# Supplied entries

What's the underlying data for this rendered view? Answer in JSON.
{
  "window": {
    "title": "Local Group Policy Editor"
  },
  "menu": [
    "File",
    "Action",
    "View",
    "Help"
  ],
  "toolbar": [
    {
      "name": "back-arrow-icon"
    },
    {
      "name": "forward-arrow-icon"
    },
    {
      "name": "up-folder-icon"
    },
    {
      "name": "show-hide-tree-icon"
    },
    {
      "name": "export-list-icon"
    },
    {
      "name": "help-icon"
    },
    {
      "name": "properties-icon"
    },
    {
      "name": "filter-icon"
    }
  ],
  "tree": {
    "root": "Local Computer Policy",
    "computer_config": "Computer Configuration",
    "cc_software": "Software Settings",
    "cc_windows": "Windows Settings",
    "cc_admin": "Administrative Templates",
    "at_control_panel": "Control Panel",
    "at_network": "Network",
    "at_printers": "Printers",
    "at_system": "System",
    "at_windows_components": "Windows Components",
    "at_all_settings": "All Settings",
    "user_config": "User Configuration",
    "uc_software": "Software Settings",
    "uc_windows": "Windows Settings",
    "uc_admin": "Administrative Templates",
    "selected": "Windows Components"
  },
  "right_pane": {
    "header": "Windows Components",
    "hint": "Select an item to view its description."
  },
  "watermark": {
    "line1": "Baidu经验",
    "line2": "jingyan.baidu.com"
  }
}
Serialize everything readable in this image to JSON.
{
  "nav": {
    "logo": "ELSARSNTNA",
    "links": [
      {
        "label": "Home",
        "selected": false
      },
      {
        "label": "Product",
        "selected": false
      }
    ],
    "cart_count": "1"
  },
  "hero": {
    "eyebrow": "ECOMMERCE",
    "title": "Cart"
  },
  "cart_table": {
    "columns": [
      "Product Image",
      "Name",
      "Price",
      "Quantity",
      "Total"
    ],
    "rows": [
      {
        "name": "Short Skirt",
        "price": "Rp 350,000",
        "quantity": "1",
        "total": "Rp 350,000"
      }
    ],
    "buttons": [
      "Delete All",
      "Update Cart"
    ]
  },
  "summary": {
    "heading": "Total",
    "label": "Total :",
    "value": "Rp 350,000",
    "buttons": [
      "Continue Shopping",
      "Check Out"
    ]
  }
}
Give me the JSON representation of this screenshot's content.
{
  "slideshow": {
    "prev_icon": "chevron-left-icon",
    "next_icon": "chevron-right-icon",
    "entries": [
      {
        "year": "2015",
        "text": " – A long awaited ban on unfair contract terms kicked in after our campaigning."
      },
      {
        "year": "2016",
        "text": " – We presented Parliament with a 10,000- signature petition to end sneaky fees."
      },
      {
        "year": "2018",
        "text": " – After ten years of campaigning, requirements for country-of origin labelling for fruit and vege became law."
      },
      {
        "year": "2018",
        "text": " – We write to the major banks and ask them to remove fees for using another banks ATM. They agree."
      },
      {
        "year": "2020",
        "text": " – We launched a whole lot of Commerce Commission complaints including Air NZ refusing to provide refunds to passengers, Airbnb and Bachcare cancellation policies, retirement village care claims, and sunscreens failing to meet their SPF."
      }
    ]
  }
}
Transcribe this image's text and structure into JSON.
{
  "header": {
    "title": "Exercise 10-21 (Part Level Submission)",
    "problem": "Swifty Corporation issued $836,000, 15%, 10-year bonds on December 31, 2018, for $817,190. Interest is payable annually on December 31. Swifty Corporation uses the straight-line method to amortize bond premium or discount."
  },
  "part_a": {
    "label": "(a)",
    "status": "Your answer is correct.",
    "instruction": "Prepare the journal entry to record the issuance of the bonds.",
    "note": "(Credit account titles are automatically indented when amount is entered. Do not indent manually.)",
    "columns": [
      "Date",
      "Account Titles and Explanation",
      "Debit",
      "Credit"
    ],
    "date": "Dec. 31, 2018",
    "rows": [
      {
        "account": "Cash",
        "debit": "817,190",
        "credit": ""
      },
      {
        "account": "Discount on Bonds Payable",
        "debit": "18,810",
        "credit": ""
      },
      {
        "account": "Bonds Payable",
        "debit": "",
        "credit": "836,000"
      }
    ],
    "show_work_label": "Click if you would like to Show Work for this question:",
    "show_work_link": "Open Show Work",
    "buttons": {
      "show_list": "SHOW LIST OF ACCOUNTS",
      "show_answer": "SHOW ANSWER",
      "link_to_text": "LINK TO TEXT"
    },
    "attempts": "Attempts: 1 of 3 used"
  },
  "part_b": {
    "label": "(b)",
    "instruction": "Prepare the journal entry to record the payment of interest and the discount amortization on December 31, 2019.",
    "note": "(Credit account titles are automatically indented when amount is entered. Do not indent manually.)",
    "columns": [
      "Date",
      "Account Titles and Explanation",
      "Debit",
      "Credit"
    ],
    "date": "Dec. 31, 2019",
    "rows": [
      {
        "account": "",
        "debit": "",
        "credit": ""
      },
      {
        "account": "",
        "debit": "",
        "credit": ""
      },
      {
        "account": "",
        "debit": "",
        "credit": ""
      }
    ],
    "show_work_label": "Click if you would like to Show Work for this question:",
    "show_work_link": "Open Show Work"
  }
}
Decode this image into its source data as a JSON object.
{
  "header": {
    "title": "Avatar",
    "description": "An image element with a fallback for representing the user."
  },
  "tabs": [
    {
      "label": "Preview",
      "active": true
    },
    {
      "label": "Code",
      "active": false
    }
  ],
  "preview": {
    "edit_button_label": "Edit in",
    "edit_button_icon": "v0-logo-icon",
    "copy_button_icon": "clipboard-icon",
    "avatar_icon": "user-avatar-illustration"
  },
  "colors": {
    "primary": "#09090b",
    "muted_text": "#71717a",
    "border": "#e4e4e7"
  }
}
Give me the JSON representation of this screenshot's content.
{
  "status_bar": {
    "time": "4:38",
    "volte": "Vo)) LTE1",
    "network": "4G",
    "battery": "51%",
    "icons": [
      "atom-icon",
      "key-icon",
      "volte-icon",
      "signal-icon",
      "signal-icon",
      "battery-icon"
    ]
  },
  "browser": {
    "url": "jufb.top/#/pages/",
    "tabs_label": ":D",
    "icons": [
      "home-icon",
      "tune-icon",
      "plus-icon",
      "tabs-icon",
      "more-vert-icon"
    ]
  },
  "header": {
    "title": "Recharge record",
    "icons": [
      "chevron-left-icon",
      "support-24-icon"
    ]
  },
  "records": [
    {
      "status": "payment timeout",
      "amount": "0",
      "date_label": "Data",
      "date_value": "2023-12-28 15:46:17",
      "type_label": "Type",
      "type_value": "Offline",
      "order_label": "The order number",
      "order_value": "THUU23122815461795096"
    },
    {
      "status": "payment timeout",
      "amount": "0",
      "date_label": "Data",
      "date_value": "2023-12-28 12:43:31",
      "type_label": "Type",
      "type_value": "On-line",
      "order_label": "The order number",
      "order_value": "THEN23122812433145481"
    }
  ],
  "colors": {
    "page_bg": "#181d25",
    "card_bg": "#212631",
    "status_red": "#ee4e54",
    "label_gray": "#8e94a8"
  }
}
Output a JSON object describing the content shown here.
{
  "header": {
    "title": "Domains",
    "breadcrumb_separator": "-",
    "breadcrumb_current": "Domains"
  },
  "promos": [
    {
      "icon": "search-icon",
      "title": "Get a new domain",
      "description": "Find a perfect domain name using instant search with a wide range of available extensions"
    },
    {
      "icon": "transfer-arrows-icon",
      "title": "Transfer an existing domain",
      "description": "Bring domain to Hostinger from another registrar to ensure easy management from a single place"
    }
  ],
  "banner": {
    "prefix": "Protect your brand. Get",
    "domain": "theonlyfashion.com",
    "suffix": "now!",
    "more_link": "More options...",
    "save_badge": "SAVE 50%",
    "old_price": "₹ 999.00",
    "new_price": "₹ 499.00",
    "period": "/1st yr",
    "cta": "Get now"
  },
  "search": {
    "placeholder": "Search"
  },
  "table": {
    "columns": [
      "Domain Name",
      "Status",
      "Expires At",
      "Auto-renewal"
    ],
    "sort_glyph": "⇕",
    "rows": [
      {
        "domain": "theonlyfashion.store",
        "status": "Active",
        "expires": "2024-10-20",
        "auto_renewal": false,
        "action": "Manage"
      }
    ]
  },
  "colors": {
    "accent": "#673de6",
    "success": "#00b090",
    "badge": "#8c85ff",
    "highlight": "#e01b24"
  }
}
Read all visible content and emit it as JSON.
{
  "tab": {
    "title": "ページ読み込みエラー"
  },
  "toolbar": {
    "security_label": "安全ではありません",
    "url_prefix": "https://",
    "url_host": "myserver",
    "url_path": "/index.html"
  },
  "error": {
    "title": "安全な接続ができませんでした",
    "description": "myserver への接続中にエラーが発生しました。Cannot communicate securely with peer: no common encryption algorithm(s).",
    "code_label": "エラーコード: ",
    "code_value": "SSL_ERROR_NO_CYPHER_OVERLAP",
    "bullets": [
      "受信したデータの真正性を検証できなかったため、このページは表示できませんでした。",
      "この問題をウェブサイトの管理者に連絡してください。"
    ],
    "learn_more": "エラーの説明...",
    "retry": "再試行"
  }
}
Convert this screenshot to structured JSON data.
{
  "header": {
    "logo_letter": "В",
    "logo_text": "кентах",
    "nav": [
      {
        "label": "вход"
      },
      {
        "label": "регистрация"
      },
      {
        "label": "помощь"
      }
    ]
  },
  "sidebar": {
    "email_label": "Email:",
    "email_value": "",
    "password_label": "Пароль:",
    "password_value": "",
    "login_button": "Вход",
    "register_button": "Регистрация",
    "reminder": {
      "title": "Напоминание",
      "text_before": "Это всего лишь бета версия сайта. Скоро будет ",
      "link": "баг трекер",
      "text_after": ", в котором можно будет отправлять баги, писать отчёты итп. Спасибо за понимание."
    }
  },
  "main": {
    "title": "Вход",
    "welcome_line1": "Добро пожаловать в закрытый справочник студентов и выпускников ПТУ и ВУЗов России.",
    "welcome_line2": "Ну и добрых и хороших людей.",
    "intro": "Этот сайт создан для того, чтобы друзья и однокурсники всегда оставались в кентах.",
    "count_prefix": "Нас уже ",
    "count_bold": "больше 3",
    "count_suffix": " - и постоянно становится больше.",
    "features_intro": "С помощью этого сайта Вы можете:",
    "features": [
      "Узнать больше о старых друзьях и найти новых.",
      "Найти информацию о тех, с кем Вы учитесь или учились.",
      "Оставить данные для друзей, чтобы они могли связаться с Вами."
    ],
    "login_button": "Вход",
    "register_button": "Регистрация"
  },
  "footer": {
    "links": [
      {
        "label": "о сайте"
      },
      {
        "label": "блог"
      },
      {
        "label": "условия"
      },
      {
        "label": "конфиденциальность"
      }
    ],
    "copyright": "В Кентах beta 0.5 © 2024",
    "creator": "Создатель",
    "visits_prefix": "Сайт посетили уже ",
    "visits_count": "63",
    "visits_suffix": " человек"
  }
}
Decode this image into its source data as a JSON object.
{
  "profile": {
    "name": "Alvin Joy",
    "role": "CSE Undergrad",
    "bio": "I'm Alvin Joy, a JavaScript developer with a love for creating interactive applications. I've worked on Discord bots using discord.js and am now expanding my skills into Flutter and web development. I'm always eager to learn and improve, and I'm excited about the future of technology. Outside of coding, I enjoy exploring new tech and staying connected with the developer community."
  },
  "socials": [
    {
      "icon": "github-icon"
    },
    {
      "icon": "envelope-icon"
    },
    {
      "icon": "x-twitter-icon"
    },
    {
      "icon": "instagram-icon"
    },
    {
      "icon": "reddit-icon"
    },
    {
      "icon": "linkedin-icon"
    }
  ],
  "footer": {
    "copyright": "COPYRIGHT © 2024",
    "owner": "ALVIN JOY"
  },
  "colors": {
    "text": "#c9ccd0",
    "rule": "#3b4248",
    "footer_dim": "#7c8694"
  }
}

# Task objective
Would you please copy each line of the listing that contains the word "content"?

# Your response
Give me the JSON representation of this screenshot's content.
Give me the JSON representation of this screenshot's content.
Output a JSON object describing the content shown here.
Read all visible content and emit it as JSON.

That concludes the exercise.